- I know I loved getting timed when I was younger, and even working with children the aspect of getting put on the clock always works. This same theory still applies, it doesn’t matter if you consider yourself an ‘adult’ or not. Timing yourself and your family/significant other is an excellent way to have fun while shopping, but also an efficient way of making those trips short. We’ve all had those intended ‘quick’ trips to the store that ended up being an hour of grocery shopping. A lot of this is due to wandering around the store and making a list as you go; but as mentioned above, if you have a list ready to go you can zoom through the store and pick up all your essential groceries leaving you with more time in your day. Another reason why timing yourself and keeping a quickened pace while shopping is beneficial is because it leaves you little time to wander down the aisles of temptation where junk food and other processed foods may be. If you truly push yourself towards getting your shopping done in a time limit, you can’t afford to waste any precious time wandering in search of junk food.
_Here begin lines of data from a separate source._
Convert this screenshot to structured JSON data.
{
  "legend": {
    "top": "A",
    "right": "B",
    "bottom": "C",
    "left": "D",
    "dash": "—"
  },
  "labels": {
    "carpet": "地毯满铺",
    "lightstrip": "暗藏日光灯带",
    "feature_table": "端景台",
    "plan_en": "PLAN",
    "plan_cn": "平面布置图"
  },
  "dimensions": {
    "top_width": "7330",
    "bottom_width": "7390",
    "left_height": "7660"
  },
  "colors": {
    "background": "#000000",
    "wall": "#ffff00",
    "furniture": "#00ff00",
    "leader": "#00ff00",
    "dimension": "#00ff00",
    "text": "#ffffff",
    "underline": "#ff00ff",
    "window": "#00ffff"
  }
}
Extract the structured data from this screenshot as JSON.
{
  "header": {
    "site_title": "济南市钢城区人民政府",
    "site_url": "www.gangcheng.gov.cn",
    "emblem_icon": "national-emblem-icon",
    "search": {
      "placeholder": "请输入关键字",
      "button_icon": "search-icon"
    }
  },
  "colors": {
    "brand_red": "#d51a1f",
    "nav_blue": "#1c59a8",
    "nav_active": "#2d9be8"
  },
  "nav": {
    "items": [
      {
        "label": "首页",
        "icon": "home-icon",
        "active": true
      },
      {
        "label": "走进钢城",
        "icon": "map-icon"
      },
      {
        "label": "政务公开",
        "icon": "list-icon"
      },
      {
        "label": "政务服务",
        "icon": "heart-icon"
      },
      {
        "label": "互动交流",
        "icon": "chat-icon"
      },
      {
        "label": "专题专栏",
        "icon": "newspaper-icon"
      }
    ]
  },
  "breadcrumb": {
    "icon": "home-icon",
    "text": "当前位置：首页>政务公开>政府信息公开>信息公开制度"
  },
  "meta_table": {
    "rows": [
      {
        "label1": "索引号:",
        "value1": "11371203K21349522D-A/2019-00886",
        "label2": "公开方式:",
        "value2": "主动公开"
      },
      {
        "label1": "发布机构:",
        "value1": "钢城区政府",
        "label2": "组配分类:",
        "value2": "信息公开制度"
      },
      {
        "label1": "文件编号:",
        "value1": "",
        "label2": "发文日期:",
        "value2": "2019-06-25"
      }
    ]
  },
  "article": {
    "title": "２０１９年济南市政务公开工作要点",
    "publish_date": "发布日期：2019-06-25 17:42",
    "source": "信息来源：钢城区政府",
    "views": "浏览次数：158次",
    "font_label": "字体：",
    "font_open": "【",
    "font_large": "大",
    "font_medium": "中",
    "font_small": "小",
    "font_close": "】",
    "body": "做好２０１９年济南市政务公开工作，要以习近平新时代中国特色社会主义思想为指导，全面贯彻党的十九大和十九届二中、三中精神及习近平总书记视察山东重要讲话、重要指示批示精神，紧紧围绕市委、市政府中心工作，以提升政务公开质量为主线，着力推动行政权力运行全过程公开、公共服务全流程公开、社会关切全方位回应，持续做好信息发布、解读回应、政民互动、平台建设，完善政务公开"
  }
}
I hope these shopping tricks can help you on your journey towards being a more confident and efficient shopper!